- Teamwork = team work. Student-athletes are accustomed to doing their best for the group. Getting along with roommates, taking part in group study sessions, and working with lab partners are natural for them. “The team ethic is ingrained,” says Paul Bradshaw, Baylor University’s Assistant Director of Compliance.
- Your commitment. Continued participation in high school sports indicates a student’s willingness to persist in a demanding regimen. A student’s commitment to something outside himself or herself also shows maturity. Colleges, especially Division III schools, are also looking for students who weren’t stars but who performed well and stuck with a sport. These are players who will play their hearts out and stay on a team.
- Good sports make good schools. High school student-athletes will most likely compete well on the college level and create winning teams. Athletes build pride and tradition in an institution, and that benefits all students.
- You’ve got to have friends. Many student-athletes arrive on campus early and are immediately immersed in a small group of people who share their interests. Recalling his cross-country and track orientation program at Hillsdale College in Michigan, Marty McGinn says, “We went camping for three days, made friends, and had fun before being hit over the head with everything else. So I felt more comfortable and at ease while the other freshmen were just moving in.”
- Who are you? “In high school, I had a well-established name,” says Kristin Carey, a former soccer and lacrosse player at Goucher College in Maryland. “Then I got here and nobody knew me. I’m not the most outgoing person in the world, and sports helped other people know who I am.”
- No work, no play. Most students agree that athletic participation helps them to focus on their academic efforts. In fact, David Casassa, a former swimmer and water polo player at Occidental College, says, “The only time I fell behind was the last two weeks of school, when I didn’t have sports and my time was unstructured.” Some schools require study halls for athletes, and some offer special academic programs, including mentoring, tutoring, and strict monitoring of athletes’ classroom performance and attendance. That kind of structure helps lots of students adjust.
- Diversity university. On the playing fields, students from various backgrounds meet as equals and often become friends. “You don’t have to like each other,” says Crystal Butcher, who played field hockey and lacrosse, “but you do have to accept each other and spend a lot of time together, which cuts away initial cultural barriers and preconceptions and often leads to friendship.”
- Homesick cure. Most first-year students miss family, friends, and home comforts. But as Clay Nunley, a former collegiate basketball player, found, “It wasn’t really too bad because I was so busy and my mind was kept occupied.”
- Stress less. Academic and social tensions sometimes run high at college, and physical activity is a great release. “It was a way to work out my frustrations,” says Kristin Carey.
- Money. Some Division I and II schools offer athletic scholarships ranging from partial awards to full stipends covering tuition, room, board, and fees. But beware: these grants are renewed yearly.

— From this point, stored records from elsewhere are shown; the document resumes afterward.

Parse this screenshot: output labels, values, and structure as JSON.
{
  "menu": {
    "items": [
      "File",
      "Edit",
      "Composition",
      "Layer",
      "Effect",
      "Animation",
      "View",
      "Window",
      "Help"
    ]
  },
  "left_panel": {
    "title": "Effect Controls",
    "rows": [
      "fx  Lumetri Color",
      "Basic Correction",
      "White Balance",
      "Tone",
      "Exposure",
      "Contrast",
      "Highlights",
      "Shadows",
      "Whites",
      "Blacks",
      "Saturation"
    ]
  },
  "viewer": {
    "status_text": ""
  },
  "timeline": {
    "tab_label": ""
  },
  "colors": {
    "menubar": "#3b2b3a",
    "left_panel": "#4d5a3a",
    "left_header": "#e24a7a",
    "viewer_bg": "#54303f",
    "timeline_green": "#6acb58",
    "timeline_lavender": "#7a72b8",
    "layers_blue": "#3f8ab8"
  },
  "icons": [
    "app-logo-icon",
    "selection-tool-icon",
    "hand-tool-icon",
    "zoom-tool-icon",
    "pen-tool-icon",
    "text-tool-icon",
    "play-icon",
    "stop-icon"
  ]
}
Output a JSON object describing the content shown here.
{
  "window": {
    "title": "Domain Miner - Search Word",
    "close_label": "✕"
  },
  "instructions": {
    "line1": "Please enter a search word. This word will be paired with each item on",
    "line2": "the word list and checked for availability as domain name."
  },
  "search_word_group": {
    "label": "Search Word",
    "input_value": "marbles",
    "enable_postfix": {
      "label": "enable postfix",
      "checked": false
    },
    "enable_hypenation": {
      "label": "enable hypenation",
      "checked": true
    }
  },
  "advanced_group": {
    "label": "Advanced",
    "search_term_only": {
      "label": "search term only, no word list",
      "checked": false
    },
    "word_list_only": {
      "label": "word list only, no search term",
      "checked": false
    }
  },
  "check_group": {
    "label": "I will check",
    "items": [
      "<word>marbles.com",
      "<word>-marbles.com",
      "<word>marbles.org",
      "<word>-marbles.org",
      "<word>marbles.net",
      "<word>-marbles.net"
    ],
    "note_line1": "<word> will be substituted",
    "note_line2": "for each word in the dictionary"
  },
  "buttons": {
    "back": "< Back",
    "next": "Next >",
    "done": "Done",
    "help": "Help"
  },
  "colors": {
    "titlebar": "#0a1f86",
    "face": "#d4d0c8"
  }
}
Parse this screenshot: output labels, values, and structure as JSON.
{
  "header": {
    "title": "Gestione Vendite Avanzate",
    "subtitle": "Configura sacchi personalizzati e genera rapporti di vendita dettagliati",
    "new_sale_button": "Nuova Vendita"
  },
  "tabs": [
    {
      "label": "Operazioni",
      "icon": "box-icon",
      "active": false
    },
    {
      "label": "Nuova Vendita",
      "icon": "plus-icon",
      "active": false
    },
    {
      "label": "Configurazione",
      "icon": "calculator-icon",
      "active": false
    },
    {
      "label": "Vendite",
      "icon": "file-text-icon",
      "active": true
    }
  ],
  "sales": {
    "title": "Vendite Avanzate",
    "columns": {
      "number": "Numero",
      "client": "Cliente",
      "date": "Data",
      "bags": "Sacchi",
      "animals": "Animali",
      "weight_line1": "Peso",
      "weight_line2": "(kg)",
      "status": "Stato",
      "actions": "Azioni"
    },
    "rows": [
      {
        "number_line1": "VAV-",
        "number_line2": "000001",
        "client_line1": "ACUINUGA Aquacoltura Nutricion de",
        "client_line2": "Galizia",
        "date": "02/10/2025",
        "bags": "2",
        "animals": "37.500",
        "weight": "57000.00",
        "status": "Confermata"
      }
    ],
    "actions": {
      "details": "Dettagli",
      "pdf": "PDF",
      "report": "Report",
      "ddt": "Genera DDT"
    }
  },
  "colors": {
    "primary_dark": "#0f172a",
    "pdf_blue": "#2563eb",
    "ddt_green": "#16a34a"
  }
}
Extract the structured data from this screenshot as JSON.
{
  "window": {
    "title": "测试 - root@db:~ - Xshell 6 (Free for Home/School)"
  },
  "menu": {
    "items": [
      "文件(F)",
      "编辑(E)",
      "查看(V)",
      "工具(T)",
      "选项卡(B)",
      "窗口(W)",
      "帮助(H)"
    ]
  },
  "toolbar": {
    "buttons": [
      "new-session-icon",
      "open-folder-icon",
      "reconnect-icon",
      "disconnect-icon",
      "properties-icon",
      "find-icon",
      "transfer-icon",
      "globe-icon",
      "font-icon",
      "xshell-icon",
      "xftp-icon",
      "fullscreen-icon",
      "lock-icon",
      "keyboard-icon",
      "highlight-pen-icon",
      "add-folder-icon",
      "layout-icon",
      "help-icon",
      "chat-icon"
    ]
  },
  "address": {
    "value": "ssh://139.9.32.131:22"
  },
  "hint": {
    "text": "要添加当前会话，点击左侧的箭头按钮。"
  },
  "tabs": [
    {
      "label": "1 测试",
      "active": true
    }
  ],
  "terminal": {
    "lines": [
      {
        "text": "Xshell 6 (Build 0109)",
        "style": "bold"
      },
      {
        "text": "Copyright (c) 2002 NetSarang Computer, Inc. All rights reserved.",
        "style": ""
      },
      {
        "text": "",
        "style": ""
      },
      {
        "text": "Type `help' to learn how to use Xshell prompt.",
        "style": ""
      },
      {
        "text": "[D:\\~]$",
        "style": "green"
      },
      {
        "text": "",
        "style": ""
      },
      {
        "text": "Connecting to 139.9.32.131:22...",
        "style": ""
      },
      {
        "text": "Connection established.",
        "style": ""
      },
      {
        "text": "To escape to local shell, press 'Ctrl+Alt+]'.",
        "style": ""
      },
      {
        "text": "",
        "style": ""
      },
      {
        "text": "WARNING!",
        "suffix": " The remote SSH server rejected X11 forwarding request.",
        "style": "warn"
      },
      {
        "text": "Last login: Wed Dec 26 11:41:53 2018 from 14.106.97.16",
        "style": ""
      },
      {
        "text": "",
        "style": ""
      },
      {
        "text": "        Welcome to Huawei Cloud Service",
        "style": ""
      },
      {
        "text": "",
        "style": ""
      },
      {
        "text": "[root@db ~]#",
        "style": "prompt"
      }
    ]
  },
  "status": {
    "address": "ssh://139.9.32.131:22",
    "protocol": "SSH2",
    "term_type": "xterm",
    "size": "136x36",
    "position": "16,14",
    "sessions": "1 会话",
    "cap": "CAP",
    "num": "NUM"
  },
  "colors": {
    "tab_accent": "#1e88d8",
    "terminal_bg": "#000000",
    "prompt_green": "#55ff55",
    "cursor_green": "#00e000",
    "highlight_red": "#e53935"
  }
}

If a student is injured or doesn’t make the team, the money is gone.
Athletics can make a difference in admission and after, but no reputable institution will admit unqualified students, no matter how great their athletic prowess. If student-athletes end up on academic probation, they don’t play. Ultimately, your college choice can’t be based solely on athletics. Only one athlete in 10,000 will go on to the pros, and the average pro career is only three or four years. How student-athletes perform in the classroom is what really counts. But if you have both academic and athletic ability, your chances of getting into the college of your choice are enhanced—and your chances of enjoying the experience are too. So, what should you do? Slip into your sports gear and go for it!
To learn more about the role athletics plays in higher education, check out our College Athletics section.